A quiet voice of rural life fades away with Miss Read

Mon, Apr 16, 2012, 01:00

WE MUST pay tribute to Miss Read, that gentle voice from the quiet desert of our early teenage years. She died on April 7th, just 10 days short of her 99th birthday.

It is amazing to think that she was born four months before the Dublin Lockout, on April 17th, 1913. Her father fought in the first World War. She married during the second. So perhaps it is excusable that many of her fans had assumed that she had died many years ago. But we were wrong. In keeping with most of the characters admired in her work, Miss Read seems to have soldiered on – probably cheerfully.

Miss Read wrote almost 30 books between the 1950s and the 1990s. They were mostly intelligent slices of rural life set in small English villages. They were delicate, but not sentimental – there were housing estates marching towards the village green. They were sensual appreciations of the countryside or observations of the new towns: her young school teachers sometimes taught in suburban schools.

To really imagine her books you must think of Midsomer Murders without the snobbery and the violence. Miss Read was gentle, but she was smart. Her books contained excellent descriptions of wildlife and of human vanities, but also fleeting pictures of the poorest children in the rural classroom.

There is no sex or swearing in her books, but in other ways they were realistic. They were aimed at an adult audience, but their clear portrait of young women entering the very ordinary working world – Miss Read was a schoolteacher herself, and so was her husband and she was very strong on the rivalries in the staff room – was particularly interesting to teenagers. At a time when the other working role model available at the public library was Shirley Flight, Air Hostess, Miss Read’s good sense was very welcome. Shirley Flight ended up being proposed to by a pipe-smoking pilot – in Shirley Flight: Castaway – to nobody’s great surprise. Miss Read’s heroines tended, if memory serves, to marry pleasant farmers.

It is her one-time popularity in public libraries both here and in Britain that encourages me to remember her here, deeply unfashionable although she now is. In Rathmines public library the young librarian had never heard of her, and could only dig up one book, Christmas with Miss Read, from the catalogue. (There are a total of 19 entries for her on the online catalogue of Dublin City Libraries). In fact it turned out that Christmas with Miss Read was missing from the shelves, and was not even stored in the basement.

Luckily I found an older librarian who remembered the days of Miss Read’s popularity clearly.
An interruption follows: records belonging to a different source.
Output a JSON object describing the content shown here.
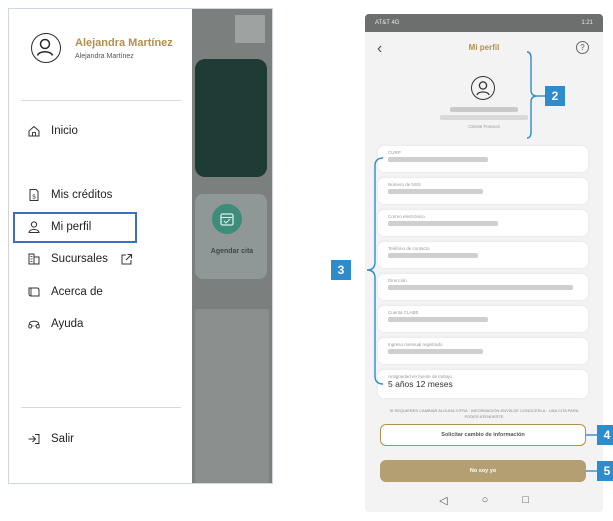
{
  "drawer": {
    "user_name": "Alejandra Martínez",
    "user_subname": "Alejandra Martínez",
    "items": [
      {
        "label": "Inicio",
        "icon": "home-icon"
      },
      {
        "label": "Mis créditos",
        "icon": "document-dollar-icon"
      },
      {
        "label": "Mi perfil",
        "icon": "person-icon",
        "selected": true
      },
      {
        "label": "Sucursales",
        "icon": "building-icon",
        "external_icon": "external-link-icon"
      },
      {
        "label": "Acerca de",
        "icon": "info-card-icon"
      },
      {
        "label": "Ayuda",
        "icon": "headset-icon"
      }
    ],
    "logout_label": "Salir"
  },
  "background_screen": {
    "schedule_label": "Agendar cita"
  },
  "profile_screen": {
    "status_left": "AT&T 4G",
    "status_right": "1:21",
    "title": "Mi perfil",
    "client_label": "Cliente Fonacot",
    "fields": [
      {
        "label": "CURP"
      },
      {
        "label": "Número de NSS"
      },
      {
        "label": "Correo electrónico"
      },
      {
        "label": "Teléfono de contacto"
      },
      {
        "label": "Dirección"
      },
      {
        "label": "Cuenta CLABE"
      },
      {
        "label": "Ingreso mensual registrado"
      },
      {
        "label": "Antigüedad en fuente de trabajo",
        "value": "5 años 12 meses"
      }
    ],
    "note": "SI REQUIERES CAMBIAR ALGUNA CIFRA · INFORMACIÓN ENVÍA DE CONOCERLA · UNA CITA PARA PODER ATENDERTE",
    "request_change_button": "Solicitar cambio de información",
    "not_me_button": "No soy yo"
  },
  "callouts": [
    "2",
    "3",
    "4",
    "5"
  ],
  "colors": {
    "accent_gold": "#b38f4e",
    "callout_blue": "#2f8ccc",
    "selection_blue": "#3d6ec6"
  }
}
Books do fall out of fashion, we agreed. And it seems that when they do they are taken out of the library system, given to old people’s homes – I very much look forward to reading Miss Read in my old people’s home – or pulped.

While one sympathises with the library authorities – this column is big on libraries – they could have got it wrong this time. By a strange coincidence, Christmas with Miss Read is to be reissued by her publisher, Orion, this December, with a new cover. Her very first book, Village School (1955), will be reissued this July. Watch it putter gently up the bestseller lists.

Everything Miss Read wrote, as far as I can see, sold solidly, quietly and for long periods. She was a hit in Japan and Germany. The Americans have always been particular fans. Last week Miss Read’s death was noted in the Washington Post, for example, and her life’s work was discussed at some length in the New York Times.

Miss Read was lucky with her names. She was born Dora Shafe, married a man called Douglas Saint, and then adopted her mother’s maiden name to come up with one of the best noms de plume in the business. She started off writing about her experiences as a young rural schoolteacher in Punch magazine. Her low-key comedy was built on a bedrock of accuracy. She had a sharp ear for the ridiculous, and knew how foolish it often is to be the authority figure in the classroom when you have to say things like “now, I’m looking for two trustworthy rabbits”.

She had wanted to be a journalist but her father considered journalism no job for a woman – and who is to say that he was wrong?

She had moved from London to Chelsfield, near Orpington in Kent, when she was four. Her father had bought a small holding with his annuity from the British army, granted after the Great War. She attended a school in the village and it was essentially this community that she celebrated in her books. Her father, with the pragmatism his daughter would later show, continued to commute to his job as an insurance salesman in London.

Miss Read’s books were intelligent escapism, and very modest in their aims. I can still see the orange-and-white cover of Fresh from the Country, its spine broken and Sellotaped after too many readings.

And I wouldn’t be a bit surprised if I saw it in a brand new cover very shortly.